But how do we get past the hierarchy of colonial exploitation to this utopian “and” in which no one is diminished, with everyone’s heart just getting fatter and fuller? “An idea of cultural plurality that took its bearings from the protection of species and could only succeed by introducing artificial enclosures … would be sterile,” Han writes, and then concedes, “Having lively cultural exchange means that things spread but also that certain forms of life disappear.” Once, Americans touted the idea of the melting pot, with immigrants shedding their pasts and assimilating, which some of us learned too late can be a kind of erasure. Then a number of white Americans began to fear the very thing Han hopes for, their own transformation in the encounter with the Other, themselves melting, and so they beat a retreat. In this they share a bond with other still dominant groups around the world who see in the rise of minorities a diminishment in their own status and so have become determined to reaffirm their identity by “excluding the threatening Other(s),” as the Slovenian philosopher Slavoj Zizek has written. And yet this fundamentalism, he suggests, has an eerie solidarity with its seeming opposite, pluralism, the “ever-growing flowering of groups and subgroups in their hybrid and fluid, shifting identities, each insisting on the right to assert its specific way of life and/or culture” — to draw a line; to protect itself.

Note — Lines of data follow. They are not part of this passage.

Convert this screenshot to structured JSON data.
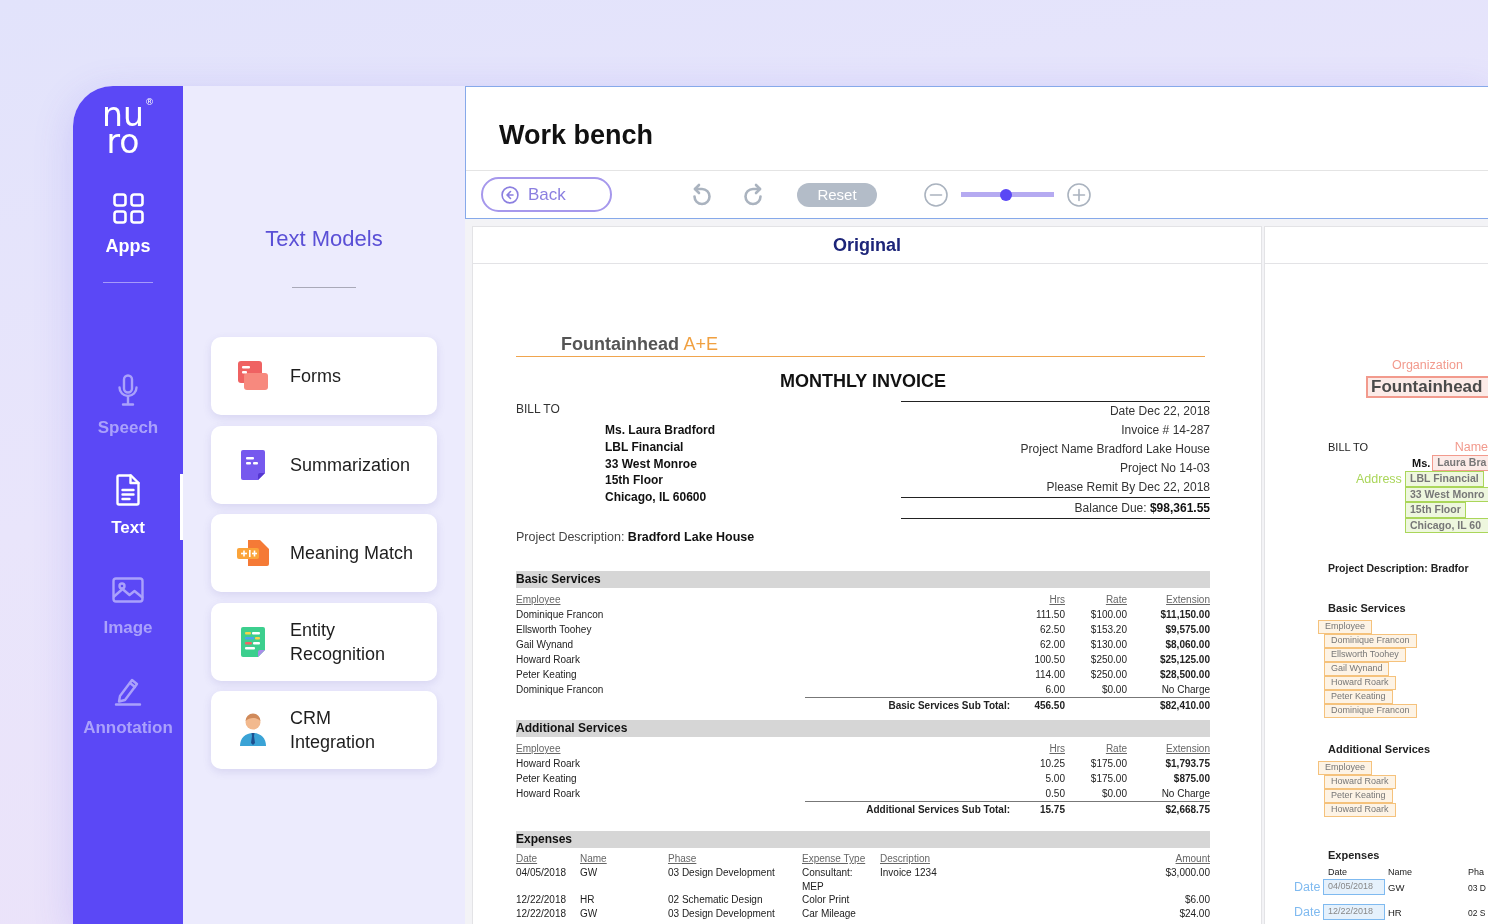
{
  "sidebar": {
    "logo": {
      "lines": [
        "nu",
        "ro"
      ],
      "mark": "®"
    },
    "apps": {
      "label": "Apps"
    },
    "items": [
      {
        "label": "Speech",
        "selected": false
      },
      {
        "label": "Text",
        "selected": true
      },
      {
        "label": "Image",
        "selected": false
      },
      {
        "label": "Annotation",
        "selected": false
      }
    ]
  },
  "models_panel": {
    "title": "Text Models",
    "items": [
      {
        "label": "Forms"
      },
      {
        "label": "Summarization"
      },
      {
        "label": "Meaning Match"
      },
      {
        "label": "Entity Recognition"
      },
      {
        "label": "CRM Integration"
      }
    ]
  },
  "workbench": {
    "title": "Work bench",
    "toolbar": {
      "back": "Back",
      "undo": {
        "disabled": true
      },
      "redo": {
        "disabled": true
      },
      "reset": {
        "label": "Reset",
        "disabled": true
      },
      "zoom": {
        "level": 0.48
      }
    }
  },
  "original": {
    "title": "Original",
    "invoice": {
      "company": {
        "name": "Fountainhead",
        "suffix": "A+E"
      },
      "title": "MONTHLY INVOICE",
      "bill_to": {
        "label": "BILL TO",
        "lines": [
          "Ms. Laura Bradford",
          "LBL Financial",
          "33 West Monroe",
          "15th Floor",
          "Chicago, IL 60600"
        ]
      },
      "details": [
        "Date Dec 22, 2018",
        "Invoice # 14-287",
        "Project Name Bradford Lake House",
        "Project No 14-03",
        "Please Remit By Dec 22, 2018"
      ],
      "balance": "Balance Due: **$98,361.55**",
      "project_description": "Project Description: **Bradford Lake House**",
      "sections": [
        {
          "title": "Basic Services",
          "columns": [
            "Employee",
            "Hrs",
            "Rate",
            "Extension"
          ],
          "rows": [
            {
              "employee": "Dominique Francon",
              "hours": "111.50",
              "rate": "$100.00",
              "extension": "$11,150.00",
              "charged": true
            },
            {
              "employee": "Ellsworth Toohey",
              "hours": "62.50",
              "rate": "$153.20",
              "extension": "$9,575.00",
              "charged": true
            },
            {
              "employee": "Gail Wynand",
              "hours": "62.00",
              "rate": "$130.00",
              "extension": "$8,060.00",
              "charged": true
            },
            {
              "employee": "Howard Roark",
              "hours": "100.50",
              "rate": "$250.00",
              "extension": "$25,125.00",
              "charged": true
            },
            {
              "employee": "Peter Keating",
              "hours": "114.00",
              "rate": "$250.00",
              "extension": "$28,500.00",
              "charged": true
            },
            {
              "employee": "Dominique Francon",
              "hours": "6.00",
              "rate": "$0.00",
              "extension": "No Charge",
              "charged": false
            }
          ],
          "subtotal": {
            "label": "Basic Services Sub Total:",
            "hours": "456.50",
            "extension": "$82,410.00"
          }
        },
        {
          "title": "Additional Services",
          "columns": [
            "Employee",
            "Hrs",
            "Rate",
            "Extension"
          ],
          "rows": [
            {
              "employee": "Howard Roark",
              "hours": "10.25",
              "rate": "$175.00",
              "extension": "$1,793.75",
              "charged": true
            },
            {
              "employee": "Peter Keating",
              "hours": "5.00",
              "rate": "$175.00",
              "extension": "$875.00",
              "charged": true
            },
            {
              "employee": "Howard Roark",
              "hours": "0.50",
              "rate": "$0.00",
              "extension": "No Charge",
              "charged": false
            }
          ],
          "subtotal": {
            "label": "Additional Services Sub Total:",
            "hours": "15.75",
            "extension": "$2,668.75"
          }
        }
      ],
      "expenses": {
        "title": "Expenses",
        "columns": [
          "Date",
          "Name",
          "Phase",
          "Expense Type",
          "Description",
          "Amount"
        ],
        "rows": [
          {
            "date": "04/05/2018",
            "name": "GW",
            "phase": "03 Design Development",
            "type": "Consultant: MEP",
            "description": "Invoice 1234",
            "amount": "$3,000.00"
          },
          {
            "date": "12/22/2018",
            "name": "HR",
            "phase": "02 Schematic Design",
            "type": "Color Print",
            "amount": "$6.00"
          },
          {
            "date": "12/22/2018",
            "name": "GW",
            "phase": "03 Design Development",
            "type": "Car Mileage",
            "amount": "$24.00"
          }
        ]
      }
    }
  },
  "annotated": {
    "organization": {
      "tag": "Organization",
      "text": "Fountainhead",
      "color": "#f29a8d",
      "clipped": true
    },
    "bill_to": "BILL TO",
    "name": {
      "tag": "Name",
      "prefix": "Ms.",
      "text": "Laura Bra",
      "color": "#f29a8d",
      "clipped": true
    },
    "address": {
      "tag": "Address",
      "color": "#aad65a",
      "lines": [
        {
          "text": "LBL Financial",
          "clipped": false
        },
        {
          "text": "33 West Monro",
          "clipped": true
        },
        {
          "text": "15th Floor",
          "clipped": false
        },
        {
          "text": "Chicago, IL 60",
          "clipped": true
        }
      ]
    },
    "project_description": "Project Description: Bradfor",
    "sections": [
      {
        "title": "Basic Services",
        "color": "#f5c27c",
        "entries": [
          "Employee",
          "Dominique Francon",
          "Ellsworth Toohey",
          "Gail Wynand",
          "Howard Roark",
          "Peter Keating",
          "Dominique Francon"
        ]
      },
      {
        "title": "Additional Services",
        "color": "#f5c27c",
        "entries": [
          "Employee",
          "Howard Roark",
          "Peter Keating",
          "Howard Roark"
        ]
      }
    ],
    "expenses": {
      "title": "Expenses",
      "columns": [
        "Date",
        "Name",
        "Pha"
      ],
      "color": "#7fbaf0",
      "rows": [
        {
          "tag": "Date",
          "date": "04/05/2018",
          "name": "GW",
          "phase": "03 D"
        },
        {
          "tag": "Date",
          "date": "12/22/2018",
          "name": "HR",
          "phase": "02 S"
        }
      ]
    }
  }
}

There is an appeal to the boundaryless world, where we might walk at will, eat and dress, make art, write music and spin stories following whatever whim takes hold, free of the burden of identity. Of course, boundarylessness is a privilege for those who don’t have to contend with real boundaries. “Come out and play,” they say. “We like what you do.” But what might the rest of us lose?